'we 'll assume you used the above process and now have a file that contains your text in the encoded hex format.
'First, a few notes: because the character set is always from 0 - 255, we know the highest hex value of any character is FF (255 in dec). Second, we also know that you won't be using the first 16 (0-15) values of the character ASCII set, because they don't represent common text. So we can now correctly assume that the characters that we converted into HEX will ALWAYS be represented by two characters in HEX Format. For example, Spacebar is equal to ASCII 32, which is 20 in HEX. Ÿ is equal to 255 in ASCII, which is FF in HEX. (note that that is a Y with double dots over it, not the regular Y, which is 89 in ASCII). So Knowing this, we can proceed knowing that every two entries in the encoded file make up one character in real text.
'HexString stores a line from the data file in hex format
Dim HexString As String
'OneChar stores one character at a time from the HexString
Dim OneChar As String

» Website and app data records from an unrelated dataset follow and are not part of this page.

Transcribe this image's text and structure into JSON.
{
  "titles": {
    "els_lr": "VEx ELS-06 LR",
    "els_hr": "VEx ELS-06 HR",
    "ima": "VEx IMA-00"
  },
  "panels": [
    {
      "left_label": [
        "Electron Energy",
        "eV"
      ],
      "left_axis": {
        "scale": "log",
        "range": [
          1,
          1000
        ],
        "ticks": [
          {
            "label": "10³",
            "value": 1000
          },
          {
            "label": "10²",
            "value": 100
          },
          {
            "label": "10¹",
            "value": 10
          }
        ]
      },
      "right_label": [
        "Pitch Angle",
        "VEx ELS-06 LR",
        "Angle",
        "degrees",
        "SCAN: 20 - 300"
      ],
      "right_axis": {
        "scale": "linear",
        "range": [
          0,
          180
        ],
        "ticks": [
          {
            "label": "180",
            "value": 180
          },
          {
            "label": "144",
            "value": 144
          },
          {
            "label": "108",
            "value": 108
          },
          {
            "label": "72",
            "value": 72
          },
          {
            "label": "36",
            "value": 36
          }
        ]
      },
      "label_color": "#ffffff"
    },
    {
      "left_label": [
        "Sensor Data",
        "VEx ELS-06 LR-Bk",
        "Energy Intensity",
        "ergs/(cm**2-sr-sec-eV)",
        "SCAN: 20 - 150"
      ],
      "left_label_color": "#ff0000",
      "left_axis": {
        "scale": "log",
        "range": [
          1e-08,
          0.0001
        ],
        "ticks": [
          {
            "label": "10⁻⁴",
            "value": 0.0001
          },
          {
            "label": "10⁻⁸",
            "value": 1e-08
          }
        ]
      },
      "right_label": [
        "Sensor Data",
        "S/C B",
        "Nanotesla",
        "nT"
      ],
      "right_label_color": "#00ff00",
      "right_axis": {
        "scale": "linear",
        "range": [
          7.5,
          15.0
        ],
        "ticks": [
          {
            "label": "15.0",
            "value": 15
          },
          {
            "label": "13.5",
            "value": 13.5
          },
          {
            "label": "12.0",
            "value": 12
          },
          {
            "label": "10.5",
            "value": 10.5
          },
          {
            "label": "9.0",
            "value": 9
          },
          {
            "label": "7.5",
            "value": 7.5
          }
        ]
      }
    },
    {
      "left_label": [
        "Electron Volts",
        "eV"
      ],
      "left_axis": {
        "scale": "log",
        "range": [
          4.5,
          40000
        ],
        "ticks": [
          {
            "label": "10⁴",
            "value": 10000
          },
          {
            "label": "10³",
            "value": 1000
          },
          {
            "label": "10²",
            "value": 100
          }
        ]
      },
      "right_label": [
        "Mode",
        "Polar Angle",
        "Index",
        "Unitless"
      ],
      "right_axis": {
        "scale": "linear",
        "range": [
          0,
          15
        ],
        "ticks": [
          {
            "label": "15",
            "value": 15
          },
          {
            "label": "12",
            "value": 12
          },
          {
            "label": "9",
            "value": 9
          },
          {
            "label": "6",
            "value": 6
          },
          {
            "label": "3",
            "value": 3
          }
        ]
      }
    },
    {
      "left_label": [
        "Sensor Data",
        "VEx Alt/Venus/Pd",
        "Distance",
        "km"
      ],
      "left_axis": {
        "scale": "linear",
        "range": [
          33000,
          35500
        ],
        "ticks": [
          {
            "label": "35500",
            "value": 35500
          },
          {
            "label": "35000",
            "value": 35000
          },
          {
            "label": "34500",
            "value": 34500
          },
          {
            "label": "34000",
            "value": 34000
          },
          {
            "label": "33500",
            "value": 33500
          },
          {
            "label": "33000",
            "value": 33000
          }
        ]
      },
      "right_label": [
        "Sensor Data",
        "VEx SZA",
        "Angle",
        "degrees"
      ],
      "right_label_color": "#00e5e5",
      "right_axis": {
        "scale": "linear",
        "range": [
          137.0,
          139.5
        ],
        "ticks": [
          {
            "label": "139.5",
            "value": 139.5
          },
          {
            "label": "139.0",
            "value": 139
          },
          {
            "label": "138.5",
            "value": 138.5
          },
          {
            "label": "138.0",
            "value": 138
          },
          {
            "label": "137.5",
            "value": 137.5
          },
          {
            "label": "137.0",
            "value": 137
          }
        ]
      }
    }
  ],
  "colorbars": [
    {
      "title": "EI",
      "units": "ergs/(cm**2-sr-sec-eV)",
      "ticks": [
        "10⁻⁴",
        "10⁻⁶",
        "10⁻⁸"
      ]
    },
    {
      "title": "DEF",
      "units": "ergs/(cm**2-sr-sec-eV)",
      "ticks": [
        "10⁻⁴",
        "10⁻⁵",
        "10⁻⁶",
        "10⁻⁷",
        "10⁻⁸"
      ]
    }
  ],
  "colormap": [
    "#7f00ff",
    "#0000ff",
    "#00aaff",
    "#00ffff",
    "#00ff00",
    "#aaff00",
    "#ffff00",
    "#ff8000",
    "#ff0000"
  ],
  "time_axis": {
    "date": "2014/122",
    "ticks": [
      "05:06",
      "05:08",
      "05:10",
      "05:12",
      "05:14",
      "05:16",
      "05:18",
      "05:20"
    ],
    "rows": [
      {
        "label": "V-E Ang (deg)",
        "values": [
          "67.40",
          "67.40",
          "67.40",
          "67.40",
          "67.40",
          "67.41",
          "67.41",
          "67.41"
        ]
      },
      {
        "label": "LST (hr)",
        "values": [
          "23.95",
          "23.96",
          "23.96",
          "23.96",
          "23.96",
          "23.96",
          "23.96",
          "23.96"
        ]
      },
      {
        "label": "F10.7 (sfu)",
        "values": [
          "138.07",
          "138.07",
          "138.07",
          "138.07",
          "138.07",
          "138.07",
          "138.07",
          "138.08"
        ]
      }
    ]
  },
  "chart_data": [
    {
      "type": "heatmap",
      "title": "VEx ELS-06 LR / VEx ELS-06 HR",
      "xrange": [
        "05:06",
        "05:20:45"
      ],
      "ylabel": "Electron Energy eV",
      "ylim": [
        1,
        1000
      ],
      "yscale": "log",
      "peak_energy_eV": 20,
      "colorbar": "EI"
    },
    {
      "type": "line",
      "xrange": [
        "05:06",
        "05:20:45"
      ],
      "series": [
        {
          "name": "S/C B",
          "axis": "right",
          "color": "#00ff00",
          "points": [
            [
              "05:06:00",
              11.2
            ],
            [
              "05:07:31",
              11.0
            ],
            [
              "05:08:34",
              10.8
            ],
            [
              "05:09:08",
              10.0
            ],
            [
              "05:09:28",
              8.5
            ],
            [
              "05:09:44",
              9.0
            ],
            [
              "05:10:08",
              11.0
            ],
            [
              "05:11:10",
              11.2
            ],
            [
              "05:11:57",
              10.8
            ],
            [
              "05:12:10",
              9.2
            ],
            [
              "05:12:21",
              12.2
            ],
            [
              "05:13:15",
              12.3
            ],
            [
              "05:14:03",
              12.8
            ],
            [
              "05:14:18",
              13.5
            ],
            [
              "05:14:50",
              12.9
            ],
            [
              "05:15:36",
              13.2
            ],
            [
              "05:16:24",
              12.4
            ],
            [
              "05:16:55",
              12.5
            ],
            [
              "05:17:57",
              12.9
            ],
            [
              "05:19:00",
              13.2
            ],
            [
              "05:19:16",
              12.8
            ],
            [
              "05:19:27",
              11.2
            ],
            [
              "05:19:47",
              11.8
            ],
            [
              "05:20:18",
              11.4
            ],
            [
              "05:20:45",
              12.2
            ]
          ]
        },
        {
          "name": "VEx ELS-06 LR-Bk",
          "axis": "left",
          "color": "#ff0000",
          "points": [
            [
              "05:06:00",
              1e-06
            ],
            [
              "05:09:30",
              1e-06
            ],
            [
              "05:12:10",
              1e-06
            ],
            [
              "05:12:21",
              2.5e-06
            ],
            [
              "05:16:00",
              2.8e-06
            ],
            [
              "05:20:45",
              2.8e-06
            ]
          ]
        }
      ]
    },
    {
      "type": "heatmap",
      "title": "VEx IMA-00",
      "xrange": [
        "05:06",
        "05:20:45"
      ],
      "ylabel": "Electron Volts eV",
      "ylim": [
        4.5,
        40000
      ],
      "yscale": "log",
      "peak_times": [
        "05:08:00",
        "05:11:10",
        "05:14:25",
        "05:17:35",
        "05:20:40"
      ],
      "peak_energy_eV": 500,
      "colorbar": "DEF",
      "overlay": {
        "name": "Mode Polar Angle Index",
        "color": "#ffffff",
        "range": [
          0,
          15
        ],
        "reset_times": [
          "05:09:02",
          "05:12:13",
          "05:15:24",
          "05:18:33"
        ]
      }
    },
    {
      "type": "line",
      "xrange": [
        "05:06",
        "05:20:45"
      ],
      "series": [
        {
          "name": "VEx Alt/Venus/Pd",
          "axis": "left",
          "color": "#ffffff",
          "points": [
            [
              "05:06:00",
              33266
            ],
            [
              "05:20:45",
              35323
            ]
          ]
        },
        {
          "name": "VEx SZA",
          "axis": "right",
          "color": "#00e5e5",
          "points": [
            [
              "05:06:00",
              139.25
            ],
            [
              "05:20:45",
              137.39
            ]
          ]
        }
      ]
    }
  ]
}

'TwoChar stores sets of two characters from the HexString - which equals one text character after conversion
Dim TwoChar As String
'NewText stores the newly converted to text character.
Dim NewText As String
'Open the encoded file for input, use the "Open Filename for Input as FileNumber" Function
Open "Data.Enc" For Input As #1
'Input lines from encoded file until we reach the end of file (EOF)
While Not EOF(1)
'input a line
Line Input #1, HexString
'Loop through the string positions from 1 to the length of the string (using the LEN function again)
For I = 1 To Len(HexString)
'Pull One character at a time from the string, in order. NOTE: the reason we pull one character
'at a time rather than two (since we know all text = two hex characters), is because we added in
'the "fake" G, so we have to pull one at a time to make sure we don't pass the G and create errors.
'If you don't use the added "G", you can modify this function to pull two characters at a time and
'evaluate the string that way.
'We again use the Mid function to pull data.
OneChar = (Mid$(HexString, I, 1))
'check to see if our "dummy character" of G is the letter we pulled. If it is, we know that TwoChar
'has two hex values that we can now convert back to text.
If OneChar = "G" Then
'The function Val converts the hex string back into dec format
'(which is equal to the text characters ASCII value).
'We then use the Chr function to convert the ASCII value back to it's original text value,
'and add it to the decoded string variable. Then we can reset our variables.
NewText = Chr(Val("&H" + TwoChar))
'Add to DecodedString
DecodedString = DecodedString & NewText
'reset OneChar and TwoChar
OneChar = ""
TwoChar = ""
'If we didn't reach the dummy character (G), we know we need to pull another letter
'from the string, and then add it to our TwoChar variable.
TwoChar = TwoChar & OneChar
'Print the line where ever you want. In this example, I will open a new file and print it there.
Open "Converted.dat" For Output As #2
Print #1, DecodedString
'Reset DecodedString for next Line
DecodedString = ""